Liam Hill, Intern, Money and Mental Health
Cash in or cash out?
11 January 2019
Just before Christmas, the Access to Cash Review released its interim report, Is Britain Ready to go Cashless?, which looked at current trends on how we spend money, and how the diminishing availability of cash might affect our communities.
We asked our Research Community to share their views and experiences of using both digital payments and cash, to shape our response to the review’s call for evidence, and our recent policy note on these issues. Here’s what people told us:
For many people, access to cash in still vital
As a society, we may be moving away from cash, but keeping cash payments as an option is clearly important for some people with mental health problems. It was notable in our survey that just under two thirds (63%) of our Research Community respondents said they still use cash. 5% told us they always use cash and four in ten (41%) said they often pay with cash. It’s clear, then, that for some people with mental health problems, hard cash is still vital.
Cash as friction

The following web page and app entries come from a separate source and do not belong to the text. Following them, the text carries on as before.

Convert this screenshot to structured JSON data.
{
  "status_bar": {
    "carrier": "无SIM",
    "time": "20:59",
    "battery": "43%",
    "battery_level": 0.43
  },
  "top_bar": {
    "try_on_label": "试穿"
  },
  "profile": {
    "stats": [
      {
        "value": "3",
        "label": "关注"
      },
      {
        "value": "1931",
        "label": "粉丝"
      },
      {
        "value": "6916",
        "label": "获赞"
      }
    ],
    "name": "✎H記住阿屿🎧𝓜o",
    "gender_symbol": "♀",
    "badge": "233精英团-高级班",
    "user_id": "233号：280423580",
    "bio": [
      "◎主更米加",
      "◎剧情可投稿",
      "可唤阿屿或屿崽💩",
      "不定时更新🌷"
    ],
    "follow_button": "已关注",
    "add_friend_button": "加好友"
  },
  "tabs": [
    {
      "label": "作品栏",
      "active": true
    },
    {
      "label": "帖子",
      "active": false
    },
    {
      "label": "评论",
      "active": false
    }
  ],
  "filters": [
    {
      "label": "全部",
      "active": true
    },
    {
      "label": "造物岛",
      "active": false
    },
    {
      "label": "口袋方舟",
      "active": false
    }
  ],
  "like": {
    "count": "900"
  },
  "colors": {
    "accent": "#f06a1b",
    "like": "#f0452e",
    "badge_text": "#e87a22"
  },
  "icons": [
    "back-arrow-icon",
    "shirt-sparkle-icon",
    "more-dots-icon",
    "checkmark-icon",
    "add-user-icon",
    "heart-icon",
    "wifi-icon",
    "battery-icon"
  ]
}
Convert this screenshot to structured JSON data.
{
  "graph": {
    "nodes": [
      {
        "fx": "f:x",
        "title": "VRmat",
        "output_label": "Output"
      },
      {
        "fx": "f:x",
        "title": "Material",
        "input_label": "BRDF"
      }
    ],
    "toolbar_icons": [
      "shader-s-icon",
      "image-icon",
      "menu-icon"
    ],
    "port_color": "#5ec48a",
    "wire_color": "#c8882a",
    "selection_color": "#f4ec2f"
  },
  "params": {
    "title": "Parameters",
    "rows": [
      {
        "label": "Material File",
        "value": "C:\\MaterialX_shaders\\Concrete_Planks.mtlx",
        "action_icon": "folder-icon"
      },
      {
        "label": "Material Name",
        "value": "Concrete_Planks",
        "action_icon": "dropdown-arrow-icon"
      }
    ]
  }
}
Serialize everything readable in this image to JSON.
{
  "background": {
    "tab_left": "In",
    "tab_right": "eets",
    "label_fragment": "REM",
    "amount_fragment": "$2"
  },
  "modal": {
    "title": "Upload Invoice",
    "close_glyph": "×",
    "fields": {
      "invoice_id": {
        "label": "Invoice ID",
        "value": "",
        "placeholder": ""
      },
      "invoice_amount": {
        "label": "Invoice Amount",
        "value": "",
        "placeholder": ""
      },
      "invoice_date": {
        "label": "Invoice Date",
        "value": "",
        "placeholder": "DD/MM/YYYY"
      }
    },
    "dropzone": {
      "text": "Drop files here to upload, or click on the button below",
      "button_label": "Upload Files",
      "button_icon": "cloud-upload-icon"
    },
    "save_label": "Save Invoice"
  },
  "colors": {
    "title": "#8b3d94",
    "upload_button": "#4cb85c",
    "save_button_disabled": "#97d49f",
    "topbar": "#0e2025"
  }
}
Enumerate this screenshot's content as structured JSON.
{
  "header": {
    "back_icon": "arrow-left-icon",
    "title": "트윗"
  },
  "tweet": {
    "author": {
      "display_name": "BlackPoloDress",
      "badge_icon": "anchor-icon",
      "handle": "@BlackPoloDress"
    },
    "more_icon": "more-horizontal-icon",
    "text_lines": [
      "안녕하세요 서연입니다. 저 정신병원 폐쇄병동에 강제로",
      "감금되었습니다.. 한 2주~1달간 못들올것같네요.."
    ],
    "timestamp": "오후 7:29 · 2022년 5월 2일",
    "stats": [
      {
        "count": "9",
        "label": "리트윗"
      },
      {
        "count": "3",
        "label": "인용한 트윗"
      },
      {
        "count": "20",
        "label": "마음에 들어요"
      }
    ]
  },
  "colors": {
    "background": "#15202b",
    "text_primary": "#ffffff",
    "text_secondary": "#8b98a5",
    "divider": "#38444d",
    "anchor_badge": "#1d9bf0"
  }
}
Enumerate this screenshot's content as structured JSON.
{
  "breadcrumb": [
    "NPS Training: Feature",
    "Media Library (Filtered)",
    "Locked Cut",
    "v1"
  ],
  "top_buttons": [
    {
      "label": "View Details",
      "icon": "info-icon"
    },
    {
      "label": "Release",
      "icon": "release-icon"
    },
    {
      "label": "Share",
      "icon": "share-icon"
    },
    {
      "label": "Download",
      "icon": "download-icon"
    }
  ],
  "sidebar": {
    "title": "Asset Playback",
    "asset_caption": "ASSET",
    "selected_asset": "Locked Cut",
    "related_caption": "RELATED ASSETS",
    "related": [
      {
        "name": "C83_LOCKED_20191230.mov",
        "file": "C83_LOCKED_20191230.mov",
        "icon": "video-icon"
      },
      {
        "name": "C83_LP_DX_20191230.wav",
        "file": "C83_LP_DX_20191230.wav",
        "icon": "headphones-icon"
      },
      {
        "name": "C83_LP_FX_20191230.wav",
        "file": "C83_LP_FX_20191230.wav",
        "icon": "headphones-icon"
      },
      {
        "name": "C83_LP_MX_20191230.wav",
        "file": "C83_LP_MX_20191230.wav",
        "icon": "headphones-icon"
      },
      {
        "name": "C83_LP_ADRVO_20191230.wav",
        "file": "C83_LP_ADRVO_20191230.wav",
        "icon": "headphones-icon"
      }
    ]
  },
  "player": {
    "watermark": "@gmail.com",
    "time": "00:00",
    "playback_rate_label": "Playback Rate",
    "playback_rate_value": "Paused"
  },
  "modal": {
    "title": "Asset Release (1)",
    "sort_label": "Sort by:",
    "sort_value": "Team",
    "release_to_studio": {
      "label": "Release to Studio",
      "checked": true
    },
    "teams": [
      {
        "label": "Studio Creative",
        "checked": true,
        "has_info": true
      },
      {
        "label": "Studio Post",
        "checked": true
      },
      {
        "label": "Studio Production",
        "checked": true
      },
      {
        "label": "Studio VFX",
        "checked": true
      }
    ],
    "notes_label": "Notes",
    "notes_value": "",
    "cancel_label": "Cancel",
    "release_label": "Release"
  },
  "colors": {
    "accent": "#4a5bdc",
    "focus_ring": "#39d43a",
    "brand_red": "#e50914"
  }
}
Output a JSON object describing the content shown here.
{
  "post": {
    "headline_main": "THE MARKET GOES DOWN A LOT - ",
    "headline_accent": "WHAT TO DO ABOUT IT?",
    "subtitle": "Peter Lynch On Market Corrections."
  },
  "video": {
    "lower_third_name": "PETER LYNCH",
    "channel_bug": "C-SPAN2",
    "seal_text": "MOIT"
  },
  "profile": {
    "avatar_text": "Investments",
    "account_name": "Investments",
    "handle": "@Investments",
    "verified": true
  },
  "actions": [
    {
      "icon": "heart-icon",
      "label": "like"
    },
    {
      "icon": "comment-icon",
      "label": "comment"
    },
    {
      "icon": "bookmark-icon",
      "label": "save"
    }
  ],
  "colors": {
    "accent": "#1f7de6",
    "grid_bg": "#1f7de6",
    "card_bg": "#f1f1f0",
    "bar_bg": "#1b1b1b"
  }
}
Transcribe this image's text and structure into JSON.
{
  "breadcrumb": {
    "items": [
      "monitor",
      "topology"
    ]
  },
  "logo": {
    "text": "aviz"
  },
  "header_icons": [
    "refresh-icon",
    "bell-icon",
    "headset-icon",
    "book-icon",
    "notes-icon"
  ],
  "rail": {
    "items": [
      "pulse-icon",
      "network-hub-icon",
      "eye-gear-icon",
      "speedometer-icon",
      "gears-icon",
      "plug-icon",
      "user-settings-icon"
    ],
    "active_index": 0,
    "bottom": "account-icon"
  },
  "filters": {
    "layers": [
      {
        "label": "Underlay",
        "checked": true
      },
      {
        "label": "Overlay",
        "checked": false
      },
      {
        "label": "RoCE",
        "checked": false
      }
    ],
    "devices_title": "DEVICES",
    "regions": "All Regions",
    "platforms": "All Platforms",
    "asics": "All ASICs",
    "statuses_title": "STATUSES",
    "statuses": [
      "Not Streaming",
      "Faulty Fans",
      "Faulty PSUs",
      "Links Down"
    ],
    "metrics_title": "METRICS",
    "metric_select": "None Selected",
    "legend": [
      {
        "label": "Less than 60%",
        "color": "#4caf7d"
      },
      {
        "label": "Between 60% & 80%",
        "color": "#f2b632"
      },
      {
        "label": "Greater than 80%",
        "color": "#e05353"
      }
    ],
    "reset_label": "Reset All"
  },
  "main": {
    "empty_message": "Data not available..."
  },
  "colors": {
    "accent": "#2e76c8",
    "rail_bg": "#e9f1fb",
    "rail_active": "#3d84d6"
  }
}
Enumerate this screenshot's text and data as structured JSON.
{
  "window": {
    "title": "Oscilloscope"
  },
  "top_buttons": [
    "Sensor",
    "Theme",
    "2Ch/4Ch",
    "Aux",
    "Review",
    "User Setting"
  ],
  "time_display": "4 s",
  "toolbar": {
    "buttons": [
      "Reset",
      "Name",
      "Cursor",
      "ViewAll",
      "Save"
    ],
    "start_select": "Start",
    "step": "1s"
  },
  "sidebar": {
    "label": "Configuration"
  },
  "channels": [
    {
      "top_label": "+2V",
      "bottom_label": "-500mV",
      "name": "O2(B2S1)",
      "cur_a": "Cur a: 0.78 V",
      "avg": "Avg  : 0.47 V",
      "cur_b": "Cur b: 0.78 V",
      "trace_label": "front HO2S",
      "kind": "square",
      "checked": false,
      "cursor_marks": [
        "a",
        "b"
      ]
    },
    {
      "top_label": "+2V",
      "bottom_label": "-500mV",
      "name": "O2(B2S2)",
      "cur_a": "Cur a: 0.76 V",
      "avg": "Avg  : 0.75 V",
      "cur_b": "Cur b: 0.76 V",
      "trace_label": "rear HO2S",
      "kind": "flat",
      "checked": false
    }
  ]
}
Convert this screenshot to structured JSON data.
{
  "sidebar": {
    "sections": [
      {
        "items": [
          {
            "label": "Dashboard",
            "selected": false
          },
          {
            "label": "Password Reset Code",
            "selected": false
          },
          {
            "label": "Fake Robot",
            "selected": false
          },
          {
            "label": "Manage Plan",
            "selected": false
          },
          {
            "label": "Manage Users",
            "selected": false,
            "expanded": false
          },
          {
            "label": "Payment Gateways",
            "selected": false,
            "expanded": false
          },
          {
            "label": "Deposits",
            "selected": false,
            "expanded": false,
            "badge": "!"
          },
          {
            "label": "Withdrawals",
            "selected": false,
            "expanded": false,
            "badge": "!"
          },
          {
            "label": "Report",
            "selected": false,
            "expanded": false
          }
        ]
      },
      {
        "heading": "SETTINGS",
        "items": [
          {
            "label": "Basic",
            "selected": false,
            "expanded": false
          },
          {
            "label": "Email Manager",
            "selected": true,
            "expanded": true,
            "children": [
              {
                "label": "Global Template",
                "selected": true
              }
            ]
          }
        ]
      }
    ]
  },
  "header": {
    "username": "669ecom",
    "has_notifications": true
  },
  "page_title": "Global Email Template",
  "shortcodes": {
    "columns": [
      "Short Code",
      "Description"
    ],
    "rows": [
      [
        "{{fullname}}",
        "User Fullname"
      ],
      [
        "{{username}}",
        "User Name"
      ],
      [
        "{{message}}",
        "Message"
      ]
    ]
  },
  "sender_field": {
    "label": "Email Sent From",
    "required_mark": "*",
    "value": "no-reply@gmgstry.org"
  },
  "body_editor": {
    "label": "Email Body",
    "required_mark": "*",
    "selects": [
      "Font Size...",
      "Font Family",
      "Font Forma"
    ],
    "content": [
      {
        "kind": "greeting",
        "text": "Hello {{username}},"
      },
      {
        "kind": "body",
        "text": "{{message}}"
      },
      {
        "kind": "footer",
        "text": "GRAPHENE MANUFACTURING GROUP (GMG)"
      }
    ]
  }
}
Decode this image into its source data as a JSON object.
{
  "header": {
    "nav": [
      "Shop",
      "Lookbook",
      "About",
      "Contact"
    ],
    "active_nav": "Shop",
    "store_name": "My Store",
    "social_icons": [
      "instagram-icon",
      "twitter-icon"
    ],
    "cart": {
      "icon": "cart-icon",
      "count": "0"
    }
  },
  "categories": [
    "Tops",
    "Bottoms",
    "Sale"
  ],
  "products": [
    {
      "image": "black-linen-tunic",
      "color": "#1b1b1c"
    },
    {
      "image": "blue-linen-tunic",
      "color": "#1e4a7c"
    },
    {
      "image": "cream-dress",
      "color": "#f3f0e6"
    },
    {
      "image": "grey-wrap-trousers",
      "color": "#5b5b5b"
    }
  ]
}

Here at Money and Mental Health, we often talk about ‘friction’ in the context of digital spending (you can read more about this in our report ‘Fintech for good’). Layers of friction between deciding to spend money and completing a transaction can be a useful way to put a break on impulsive spending, and can prevent significant financial harm – for example, having to confirm overnight purchases the next day, or putting a daily cap on spending.
Cash is itself a form of friction in this sense. We know that handing over cash has a greater psychological impact than tapping a card, entering a pin or setting up a standing order. And this fits with what our Research Community told us. Over half (55%) of respondents to our survey agreed with the statement ‘I find it easier to control my spending using cash’.
Our early research suggested that 93% of people have spent more money than usual during periods of poor mental health. It’s clear then that a transition to a completely cashless society will make some people with mental health problems less able to budget and stay in control of spending.
“Using cash lets me see where my money goes. I have a weekly amount I withdraw from my account and use that for all purchases. I’m happier doing this than using a card as it lets me see how much I am spending and I don’t have to remember to update my budget sheet with the spend.”
Physical cash also bypasses some anxieties people have about the potential for fraud or identity theft involved in card or electronic payments. Respondents were slightly more likely to agree (41%) than disagree (33%) with the suggestion that cash is more secure than electronic or card payments, and decreases the likelihood of being a victim of fraud.
Similarly, nearly three quarters (73%) confirmed that they like to keep cash for emergencies. Should we really be abandoning cash when it remains useful in providing security and peace of mind?
None of this is to say we should (or could) reverse the trend to digital and online payments. Across society, people are increasingly comfortable with digital payments, and perhaps unsurprisingly a majority of our survey respondents (69%) also told us they use card more often than five years ago.
Having complete oversight in one place, on a bank statement or an online or in-app summary, is for many people a useful way to track spending. Some banks also offer ways of summarising and breaking down spending as well, which can help people to analyse and prioritise how we spend money.
65% of respondents to our survey agreed that “it’s easier to keep track of electronic payments than cash payments when I am unwell.” And, as the quote below from a Research Community member suggests, paying with direct debits can allay fears about missing vital payments.
“It’s more convenient – I don’t always carry cash but I always have my card. I also like to pay my bills using standing orders and direct debits, as they come out automatically so I don’t have to think about them.”
Leaving no one behind
It’s not in anyone’s interests to exclude people from our economy. Our research shows cash is still an important practical and psychological safeguard for some people, offering protection and reassurance to many people that the various forms of digital payment currently don’t.
Our financial habits will continue to evolve, but it’s a simple issue of fairness that any further transition to a ‘cashless society’ mustn’t leave anyone behind.